by Greg Hickey
10/10/21; 356 pages
Parabellum by Greg Hickey is a highly recommended
literary crime novel.
In the opening, we know the crime that will happen. There has
been a mass shooting at a beach in Chicago and after we are
observers to some of the aftermath, Parabellum then
follows four different characters who are potentially suspects for
a year leading up to the tragic incident. The four characters who
could be the suspect are not named, but are identified by a
general description. They include: an apathetic computer
programmer; an ex-college athlete with a history of hits to the
head; an Army veteran turned Chicago cop; and a despondent high
school student. The narrative switches between the lives of these
four characters as each chapter counts down to the future
Reducing the characters to descriptions of their inner battles and anxieties with their mental health rather than providing them name
somehow dehumanized them, even while we learned about their most personal struggles and why
they could potentially be the shooter at the beach. Most of these
characters will generally elicit your sympathy as you understand
that their inner turmoil and struggles are real. The inner psyche
of each person is exposed as are their concerns and anxieties.
They are developed as characters, which helped with the felt lack
of not knowing their names.
The writing is excellent, which sets the novel apart. The characters and the plot are all presented in a realistic, factual manner.
Although there was some uncertainty at the
beginning, ultimately the structure of the novel did provide
compelling interest in the characters and what would ultimately be
revealed. Admittedly, the unique approach to keeping the characters
until the end didn't completely work for me, but I appreciated the

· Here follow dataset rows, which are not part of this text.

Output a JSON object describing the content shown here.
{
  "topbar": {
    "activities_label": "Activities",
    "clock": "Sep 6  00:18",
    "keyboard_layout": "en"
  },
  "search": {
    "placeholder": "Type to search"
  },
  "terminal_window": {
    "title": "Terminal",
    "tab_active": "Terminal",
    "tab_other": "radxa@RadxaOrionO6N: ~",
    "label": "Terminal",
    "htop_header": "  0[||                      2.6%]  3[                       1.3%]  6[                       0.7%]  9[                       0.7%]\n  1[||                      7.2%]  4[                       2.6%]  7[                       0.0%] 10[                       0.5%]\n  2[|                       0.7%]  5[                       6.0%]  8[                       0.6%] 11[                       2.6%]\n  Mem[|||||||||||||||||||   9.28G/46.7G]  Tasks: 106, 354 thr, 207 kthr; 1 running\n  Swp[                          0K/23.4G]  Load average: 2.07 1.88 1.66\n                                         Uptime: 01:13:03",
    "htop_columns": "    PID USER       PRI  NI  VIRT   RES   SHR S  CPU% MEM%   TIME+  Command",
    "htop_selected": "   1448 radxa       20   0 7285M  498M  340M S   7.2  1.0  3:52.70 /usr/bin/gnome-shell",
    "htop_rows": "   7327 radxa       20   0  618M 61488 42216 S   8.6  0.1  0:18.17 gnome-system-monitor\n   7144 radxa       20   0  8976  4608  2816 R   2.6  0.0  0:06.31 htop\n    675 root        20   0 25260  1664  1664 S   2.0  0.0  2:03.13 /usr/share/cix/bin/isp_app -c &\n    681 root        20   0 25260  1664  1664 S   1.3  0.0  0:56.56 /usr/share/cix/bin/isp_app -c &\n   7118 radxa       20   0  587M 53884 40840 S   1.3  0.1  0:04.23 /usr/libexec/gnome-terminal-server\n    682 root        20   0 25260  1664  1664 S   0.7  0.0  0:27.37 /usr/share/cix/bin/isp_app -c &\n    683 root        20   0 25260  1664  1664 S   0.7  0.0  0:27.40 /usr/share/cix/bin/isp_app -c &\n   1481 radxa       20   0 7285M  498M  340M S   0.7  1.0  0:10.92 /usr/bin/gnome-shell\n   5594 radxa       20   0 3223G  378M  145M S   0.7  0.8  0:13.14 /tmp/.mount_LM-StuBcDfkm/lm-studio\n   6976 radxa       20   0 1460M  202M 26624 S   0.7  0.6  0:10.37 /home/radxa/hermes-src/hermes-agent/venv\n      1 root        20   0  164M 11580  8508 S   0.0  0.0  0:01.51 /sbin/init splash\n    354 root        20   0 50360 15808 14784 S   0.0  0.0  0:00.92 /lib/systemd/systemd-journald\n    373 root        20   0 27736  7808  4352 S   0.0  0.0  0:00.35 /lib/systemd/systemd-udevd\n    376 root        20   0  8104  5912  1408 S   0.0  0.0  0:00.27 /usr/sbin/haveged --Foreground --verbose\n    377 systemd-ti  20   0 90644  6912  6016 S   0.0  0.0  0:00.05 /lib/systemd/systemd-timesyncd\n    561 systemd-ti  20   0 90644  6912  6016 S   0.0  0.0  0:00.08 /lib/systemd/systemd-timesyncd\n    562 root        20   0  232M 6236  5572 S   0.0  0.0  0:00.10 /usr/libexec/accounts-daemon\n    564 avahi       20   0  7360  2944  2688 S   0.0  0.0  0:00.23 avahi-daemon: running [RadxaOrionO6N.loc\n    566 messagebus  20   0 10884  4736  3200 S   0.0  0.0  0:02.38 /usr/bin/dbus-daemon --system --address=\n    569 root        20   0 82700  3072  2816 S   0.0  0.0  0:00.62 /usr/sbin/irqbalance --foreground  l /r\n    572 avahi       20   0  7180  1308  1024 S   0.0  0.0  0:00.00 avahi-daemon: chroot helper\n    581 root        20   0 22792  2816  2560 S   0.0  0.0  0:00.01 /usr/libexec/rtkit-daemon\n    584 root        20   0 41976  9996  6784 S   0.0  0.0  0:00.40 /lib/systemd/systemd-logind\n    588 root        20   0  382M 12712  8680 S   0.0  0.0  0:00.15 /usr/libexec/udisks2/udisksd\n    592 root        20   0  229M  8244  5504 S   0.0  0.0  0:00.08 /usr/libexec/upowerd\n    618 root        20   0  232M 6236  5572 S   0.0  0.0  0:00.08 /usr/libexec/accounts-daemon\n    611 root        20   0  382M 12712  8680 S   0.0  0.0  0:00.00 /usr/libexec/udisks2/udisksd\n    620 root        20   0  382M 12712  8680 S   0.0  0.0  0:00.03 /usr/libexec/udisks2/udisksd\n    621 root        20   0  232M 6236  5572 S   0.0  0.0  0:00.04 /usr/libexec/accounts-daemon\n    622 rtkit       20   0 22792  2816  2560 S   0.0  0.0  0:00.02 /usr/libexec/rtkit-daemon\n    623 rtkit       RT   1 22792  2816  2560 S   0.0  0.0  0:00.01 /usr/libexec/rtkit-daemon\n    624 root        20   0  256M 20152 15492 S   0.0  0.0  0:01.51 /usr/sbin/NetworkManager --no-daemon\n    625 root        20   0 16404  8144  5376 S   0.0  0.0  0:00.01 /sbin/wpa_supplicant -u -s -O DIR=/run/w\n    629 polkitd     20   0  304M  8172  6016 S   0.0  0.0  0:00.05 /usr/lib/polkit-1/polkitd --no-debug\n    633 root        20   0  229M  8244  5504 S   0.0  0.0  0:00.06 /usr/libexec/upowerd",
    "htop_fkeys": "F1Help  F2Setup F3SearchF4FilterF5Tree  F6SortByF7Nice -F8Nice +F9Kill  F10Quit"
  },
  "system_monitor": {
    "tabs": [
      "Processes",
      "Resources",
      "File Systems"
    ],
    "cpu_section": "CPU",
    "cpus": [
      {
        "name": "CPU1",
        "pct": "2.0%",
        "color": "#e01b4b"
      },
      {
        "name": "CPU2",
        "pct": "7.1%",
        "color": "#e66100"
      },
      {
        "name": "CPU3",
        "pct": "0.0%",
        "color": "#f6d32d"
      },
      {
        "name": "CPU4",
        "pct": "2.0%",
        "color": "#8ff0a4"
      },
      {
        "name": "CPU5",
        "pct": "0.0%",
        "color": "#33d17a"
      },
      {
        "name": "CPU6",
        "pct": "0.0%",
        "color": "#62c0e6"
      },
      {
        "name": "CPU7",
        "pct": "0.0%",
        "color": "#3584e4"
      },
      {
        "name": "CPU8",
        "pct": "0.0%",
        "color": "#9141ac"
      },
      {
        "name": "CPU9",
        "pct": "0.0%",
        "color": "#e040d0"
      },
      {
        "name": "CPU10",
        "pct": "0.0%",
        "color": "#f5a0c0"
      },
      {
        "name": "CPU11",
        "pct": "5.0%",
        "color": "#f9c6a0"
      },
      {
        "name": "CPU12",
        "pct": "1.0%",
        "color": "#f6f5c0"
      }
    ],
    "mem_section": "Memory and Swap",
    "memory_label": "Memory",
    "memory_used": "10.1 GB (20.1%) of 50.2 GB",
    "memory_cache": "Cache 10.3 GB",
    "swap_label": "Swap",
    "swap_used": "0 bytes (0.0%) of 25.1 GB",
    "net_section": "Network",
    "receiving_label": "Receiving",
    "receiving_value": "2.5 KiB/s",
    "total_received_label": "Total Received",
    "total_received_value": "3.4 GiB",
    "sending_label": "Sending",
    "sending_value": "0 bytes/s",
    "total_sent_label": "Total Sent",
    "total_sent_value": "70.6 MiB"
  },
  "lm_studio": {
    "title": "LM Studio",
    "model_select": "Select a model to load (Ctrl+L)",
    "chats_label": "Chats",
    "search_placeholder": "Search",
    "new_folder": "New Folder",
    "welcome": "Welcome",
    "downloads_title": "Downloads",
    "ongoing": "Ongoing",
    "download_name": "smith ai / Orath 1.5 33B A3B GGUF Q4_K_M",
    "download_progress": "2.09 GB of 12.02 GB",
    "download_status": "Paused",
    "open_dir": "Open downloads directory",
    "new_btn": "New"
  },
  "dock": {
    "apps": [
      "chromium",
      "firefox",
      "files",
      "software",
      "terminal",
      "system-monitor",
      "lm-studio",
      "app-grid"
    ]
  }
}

approach more once I continued reading and the pages began to fly
by as I wanted to know what would happen to these injured people.